By contrast, coach Taggart and his staff have come in as outside observers and view the football program almost as Track World regards historic Hayward Field … it’s Oregon! This is not about the uniforms, the facilities or the No-Huddle, as the Ducks are a national brand and like the elite programs of old …
“We don’t need that stuff anymore; we are Oregon!”
This attitude is how the football program was viewed by so many recruits in the seven short weeks with which the new staff had to work. At least one recruit verbally committed to Oregon without even taking an official trip to Eugene. The prior staff needed to bring in recruits to see the shiny new stuff to make the sale, while Taggart is selling the swagger that has become Oregon nationally.
The recruit and others like him did not need to see the facilities, as they had heard plenty about the No. 1-rated football facilities in the nation the last two years, knew of the uniforms, and had watched and grown up with Oregon on television. They already knew the Duck brand, and they were comfortable with coach Taggart and his staff. That was all they needed.
Isn’t that how the big-boys of college football have always done it?
Oregon has established its own tradition in the minds of America that coach “T” recognized, while the former staff dealt with mental barriers that represented real challenges in the past. Clearly those challenges have been solved. The new staff must guard against the mental barriers that can constrict them as it did with the prior regime.

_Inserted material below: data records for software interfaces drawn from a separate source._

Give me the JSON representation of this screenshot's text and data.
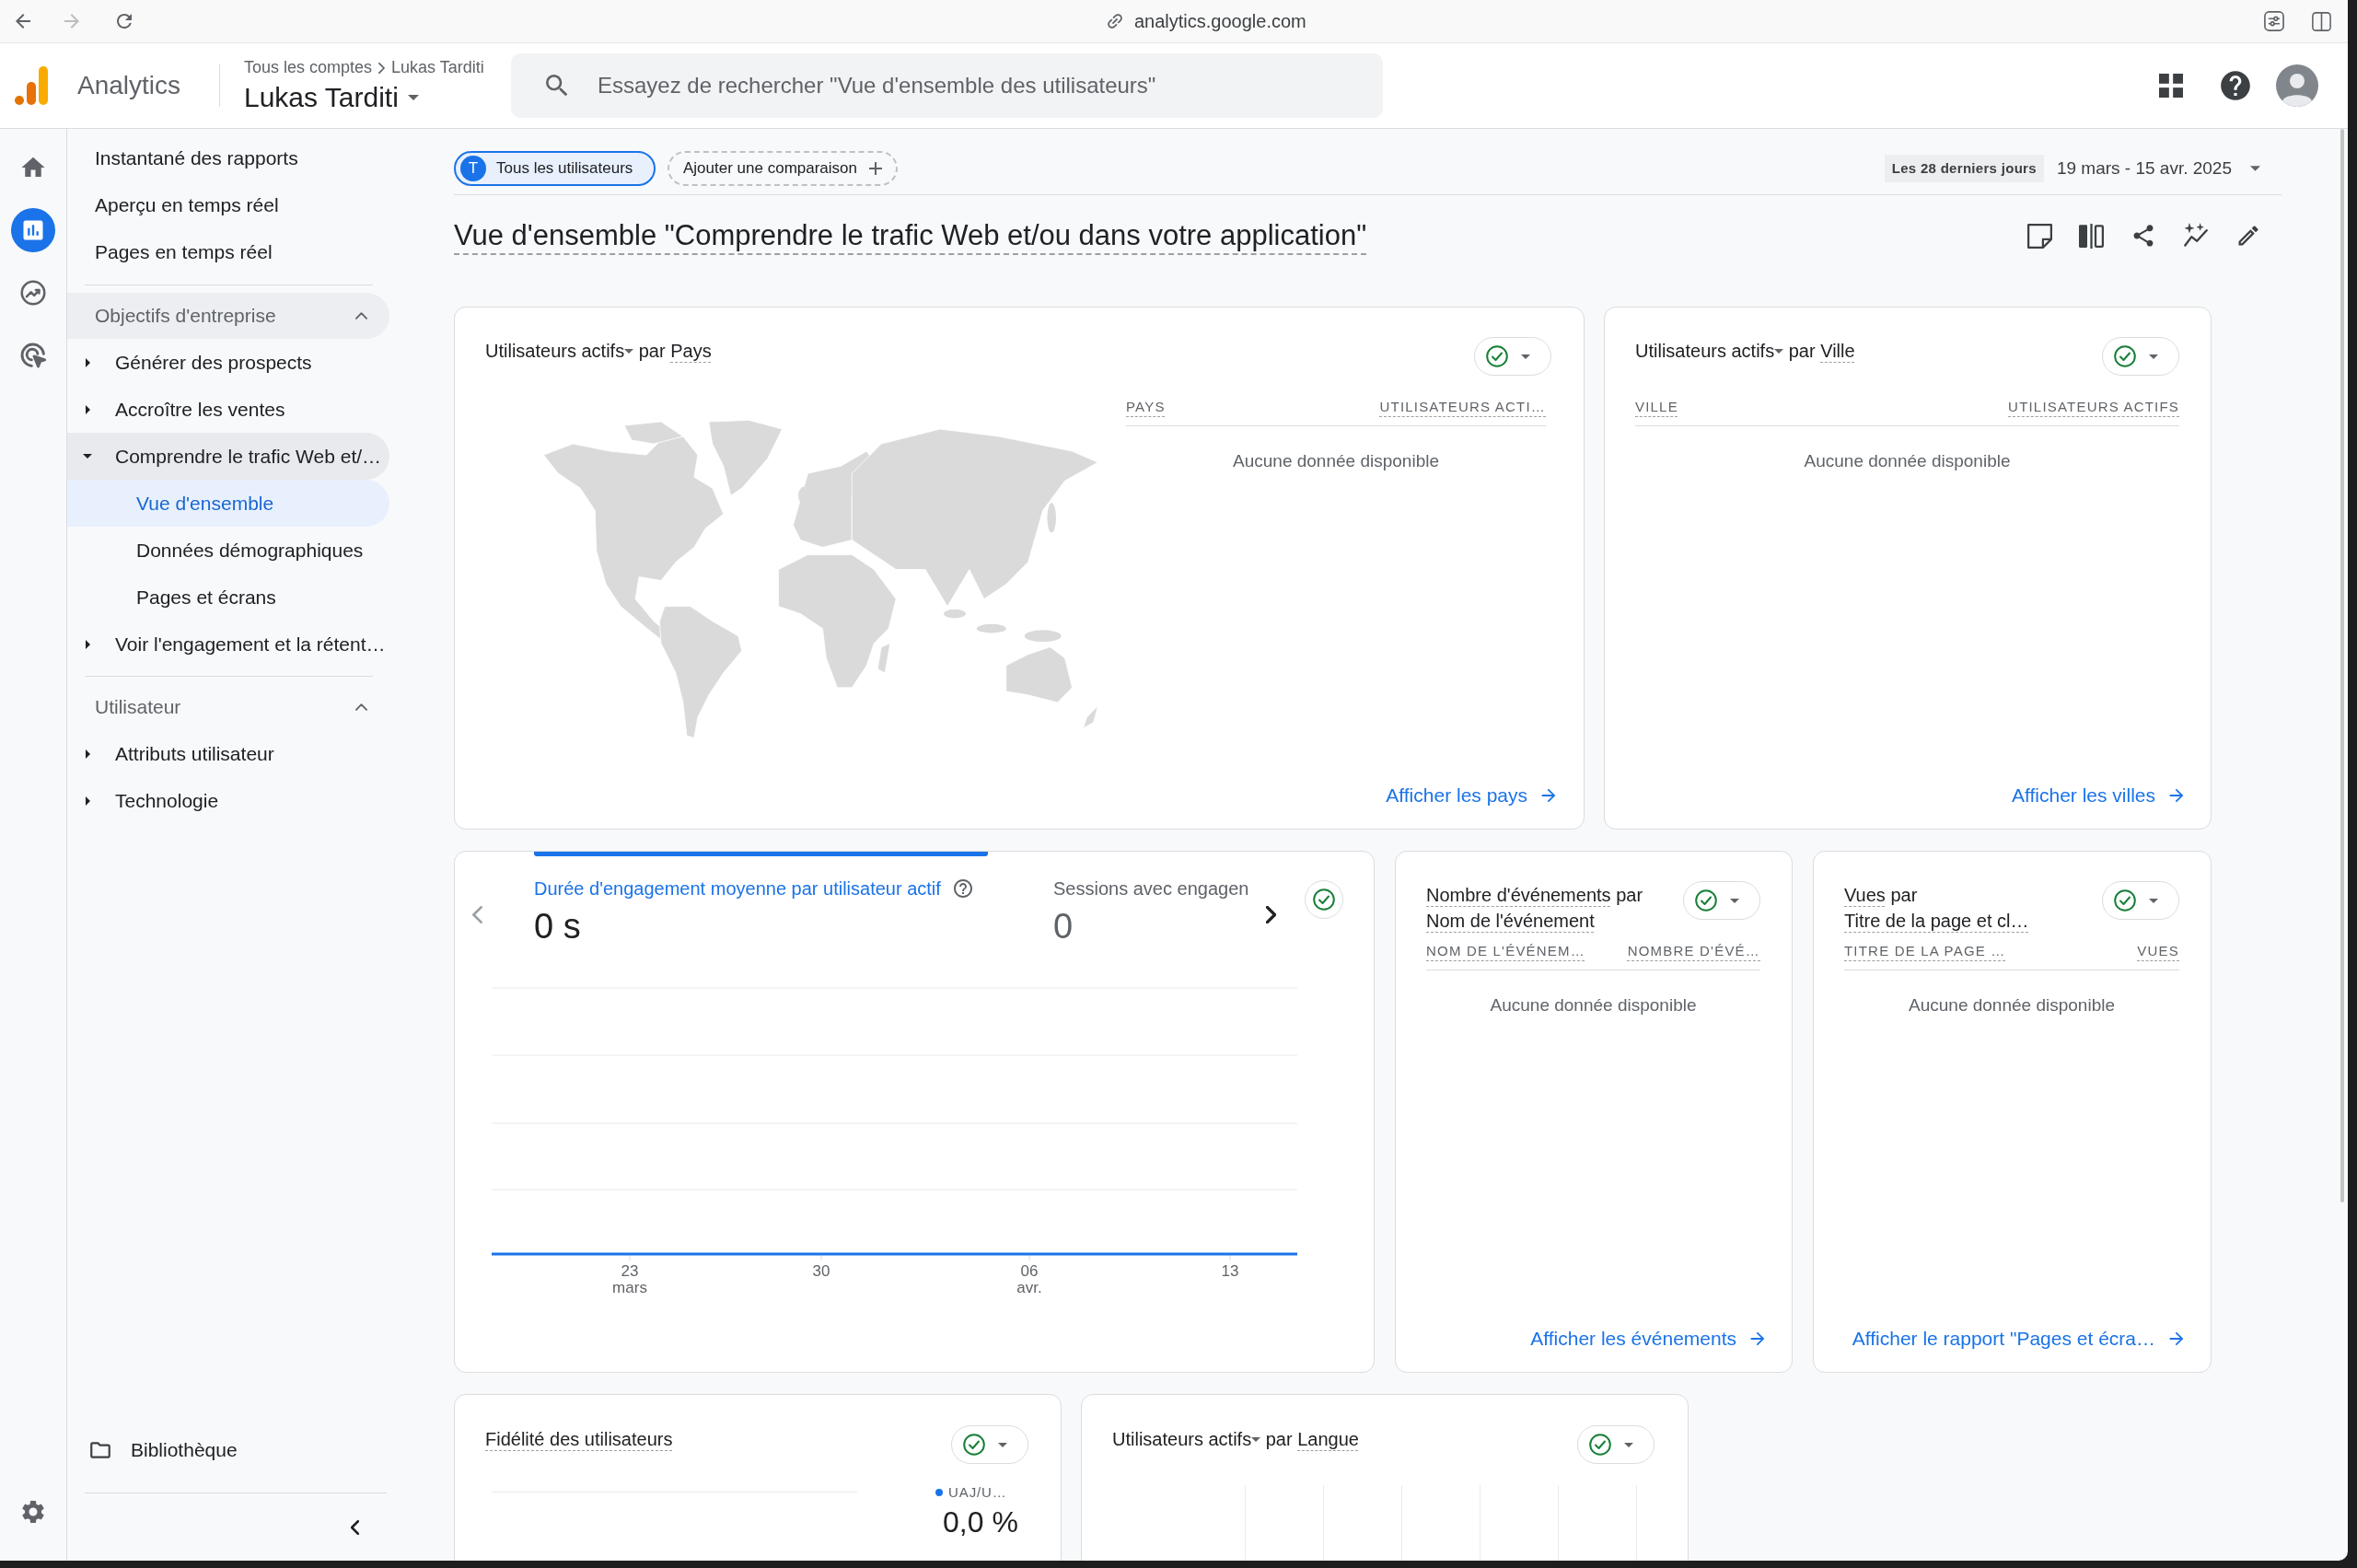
{
  "browser": {
    "url": "analytics.google.com"
  },
  "header": {
    "product": "Analytics",
    "breadcrumb": [
      "Tous les comptes",
      "Lukas Tarditi"
    ],
    "account": "Lukas Tarditi",
    "search": {
      "placeholder": "Essayez de rechercher \"Vue d'ensemble des utilisateurs\""
    }
  },
  "rail": [
    {
      "kind": "home",
      "selected": false
    },
    {
      "kind": "reports",
      "selected": true
    },
    {
      "kind": "explore",
      "selected": false
    },
    {
      "kind": "advertising",
      "selected": false
    }
  ],
  "sidebar": {
    "top_items": [
      {
        "label": "Instantané des rapports",
        "selected": false
      },
      {
        "label": "Aperçu en temps réel",
        "selected": false
      },
      {
        "label": "Pages en temps réel",
        "selected": false
      }
    ],
    "sections": [
      {
        "title": "Objectifs d'entreprise",
        "expanded": true,
        "highlighted": true,
        "items": [
          {
            "label": "Générer des prospects",
            "expanded": false,
            "highlighted": false
          },
          {
            "label": "Accroître les ventes",
            "expanded": false,
            "highlighted": false
          },
          {
            "label": "Comprendre le trafic Web et/…",
            "expanded": true,
            "highlighted": true,
            "children": [
              {
                "label": "Vue d'ensemble",
                "selected": true
              },
              {
                "label": "Données démographiques",
                "selected": false
              },
              {
                "label": "Pages et écrans",
                "selected": false
              }
            ]
          },
          {
            "label": "Voir l'engagement et la rétent…",
            "expanded": false,
            "highlighted": false
          }
        ]
      },
      {
        "title": "Utilisateur",
        "expanded": true,
        "highlighted": false,
        "items": [
          {
            "label": "Attributs utilisateur",
            "expanded": false,
            "highlighted": false
          },
          {
            "label": "Technologie",
            "expanded": false,
            "highlighted": false
          }
        ]
      }
    ],
    "library": "Bibliothèque"
  },
  "comparisons": [
    {
      "kind": "segment",
      "initial": "T",
      "label": "Tous les utilisateurs"
    },
    {
      "kind": "add",
      "label": "Ajouter une comparaison"
    }
  ],
  "date_range": {
    "preset": "Les 28 derniers jours",
    "range": "19 mars - 15 avr. 2025"
  },
  "title": "Vue d'ensemble \"Comprendre le trafic Web et/ou dans votre application\"",
  "card_rows": [
    [
      {
        "kind": "map_table",
        "metric": "Utilisateurs actifs",
        "metric_menu": true,
        "connector": "par",
        "dimension": "Pays",
        "columns": [
          "PAYS",
          "UTILISATEURS ACTI…"
        ],
        "empty": "Aucune donnée disponible",
        "link": "Afficher les pays"
      },
      {
        "kind": "table",
        "metric": "Utilisateurs actifs",
        "metric_menu": true,
        "connector": "par",
        "dimension": "Ville",
        "columns": [
          "VILLE",
          "UTILISATEURS ACTIFS"
        ],
        "empty": "Aucune donnée disponible",
        "link": "Afficher les villes"
      }
    ],
    [
      {
        "kind": "metric_chart",
        "prev_enabled": false,
        "next_enabled": true,
        "metrics": [
          {
            "label": "Durée d'engagement moyenne par utilisateur actif",
            "value": "0 s",
            "selected": true,
            "help": true
          },
          {
            "label": "Sessions avec engagen",
            "value": "0",
            "selected": false,
            "help": false
          }
        ],
        "x_labels": [
          {
            "day": "23",
            "month": "mars"
          },
          {
            "day": "30"
          },
          {
            "day": "06",
            "month": "avr."
          },
          {
            "day": "13"
          }
        ]
      },
      {
        "kind": "table",
        "metric": "Nombre d'événements",
        "metric_menu": false,
        "connector": "par",
        "dimension": "Nom de l'événement",
        "columns": [
          "NOM DE L'ÉVÉNEM…",
          "NOMBRE D'ÉVÉ…"
        ],
        "empty": "Aucune donnée disponible",
        "link": "Afficher les événements"
      },
      {
        "kind": "table",
        "metric": "Vues",
        "metric_menu": false,
        "connector": "par",
        "dimension": "Titre de la page et cl…",
        "columns": [
          "TITRE DE LA PAGE …",
          "VUES"
        ],
        "empty": "Aucune donnée disponible",
        "link": "Afficher le rapport \"Pages et écra…"
      }
    ],
    [
      {
        "kind": "retention",
        "title": "Fidélité des utilisateurs",
        "legend": "UAJ/U…",
        "value": "0,0 %"
      },
      {
        "kind": "bars",
        "metric": "Utilisateurs actifs",
        "metric_menu": true,
        "connector": "par",
        "dimension": "Langue"
      }
    ]
  ]
}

New Recruiting Ways
There is much to discuss in this area, as we have watched an amazing class assembled at the last minute by this new coaching group.
There is clearly an advanced strategy to the recruiting process. Gone is the extreme vetting that prevents early offers while checking out the serious candidates as they emerge among the nation’s best. Social media is being used at a much higher level and more often than before, and we have been hearing rumblings from coach Cristobal of plotting Oregon’s three-year-recruiting plan the same way it was done at Alabama.
We will delve into this area as we learn of it, but for now it is quite apparent that many stones were left un-turned on the recruiting trails, and the long-term strategies and “juice” must be present and maintained over time. This is a crucial lesson the new staff must remember a few years into the future; things change, and you must move much quickly or be left behind, as the Helfrich staff did in recruiting.
Components of the Modern Era passed them by?
The Grizzled Ol’ Coach, Mike Morris, has brought some new football techniques to my attention recently that we will be covering in the near future. They are not brand new but relatively new in the last five years – and Oregon was not using them. One new technique was so incredibly successful and proven in so many stadiums, yet the Ducks were still implementing a much easier method for teams to attack.
The technique I am speaking of was coached by a former staff member I have very warm feelings for, and who has had tremendous success over the years at Oregon, as have his players. It was painful to realize that truly …
“The modern era of football passed him by.”
This is hard to believe about the team that is known for innovation, but frankly it is a large part of the reason last year did not go well. The lesson for the new staff is to not fall back on what has been done, smug in the comfort of recent successes. This, obviously, is similar to that of the aforementioned recruiting axiom: innovate and change, or die.
This whole mental process as a fan has been painful to watch, ponder and realize. The new staff gives us hope that the football program will return to its recent successes. This has been a very instructional exercise for me to know what to watch out for. The very hallmark of the program, continuity, also became its downfall. This, too, is a valuable lesson that coach Taggart and his new staff can learn from the prior staff.
I welcome your comments concerning your gradual understanding of what happened with the old staff and how this new group can learn from them.
Charles Fischer (FishDuck)
Top Photo from The Oregonian video